Simultaneous Sampling vs. Multiplexed Sampling
All acquisition and generation cards from Spectrum are built with a completely synchronous design. Every channel has its own independent input/output amplifier as well as an independent A/D converter. This synchronous design is made for cards of 2 to 16 channels, even 16 channel 16 bit acquisition cards such as M2i.47xx series. All input channel related settings can be individually programmed for each channel. Compared with standard cards with multiplex technology, where scanning of each channel one after the other with a single A/D converter occurs, the more sophisticated design of the Spectrum cards has a lot of advantages:
- Full sampling rate for all channels
- No phase delay between the single channels
- Smallest crosstalk between adjacent channels due to individual input amplifiers
- Direct comparison of acquired values with no need for interpolation

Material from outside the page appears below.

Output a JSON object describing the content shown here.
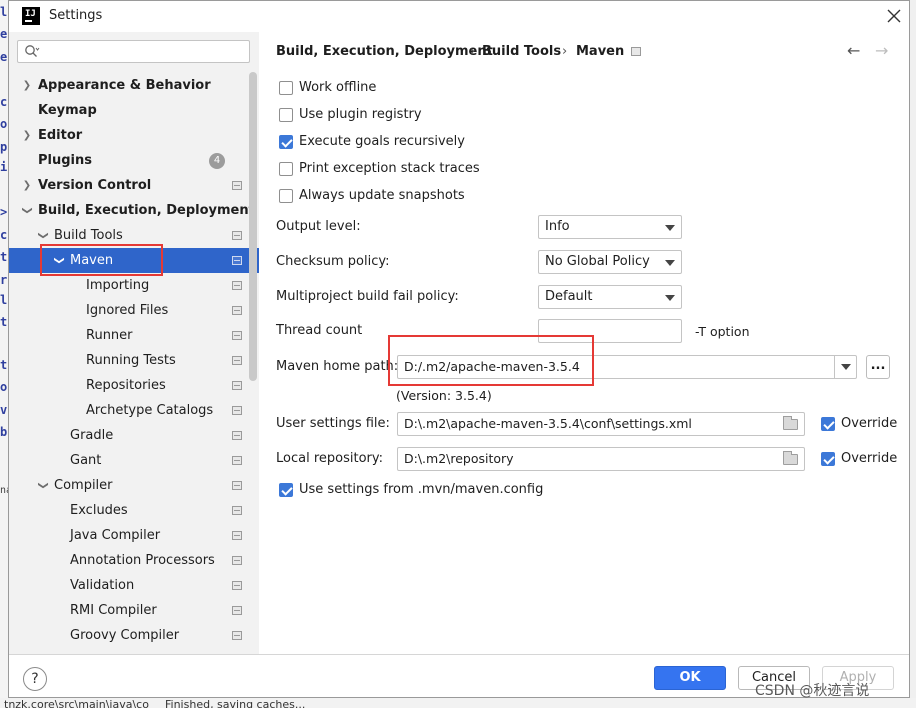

The above graph shows a data acquisition with simultaneous sampling ADCs for each channel. This is for comparison with the below shown graph for multiplexed data acqusition.
Multiplexed acquisiton cards have an input amplifer for all channels and one A/D converter and often only one amplifier section for all channels. Due to the restrictions of the multiplexer it is used for slow sampling rates like 10 kS/s to 1 MS/s.
The design and production of such cards is much cheaper than simultaneous acquisition cards as there are far less expensive components on the card. In general these cards have a lot of disadvantages when it comes to a comparison with simultaneous sampling cards like the Spectrum digitizers.
The image on the right shows the result of such a multiplexed data acquisition. A lot of disadvantages are directly seen from the graph but there are some more:
- There is a phase delay between the acquisition channels as shown in red
- The maximum sampling rate depends on the number of active channels
- The maximum sampling rate that is shown in the data sheet is only the sum sampling rate. Each ADC is only sampled at a speed of [Sampling rate] / [number of active channels]
- The crosstalk between channels is increased as all signals are routed through the same active component
- Often multiplex digitizers can only run with full sampling rate as long as only one channel is active. The maximum sum sampling rate for multiplexing channels is even further limited. As example a competitor's product can run with 1 channel 2 MS/s or a sum sampling rate of 1 MS/s for 2 or more channels making a sampling rate per channel of 500 kS/s for 2 channels mode.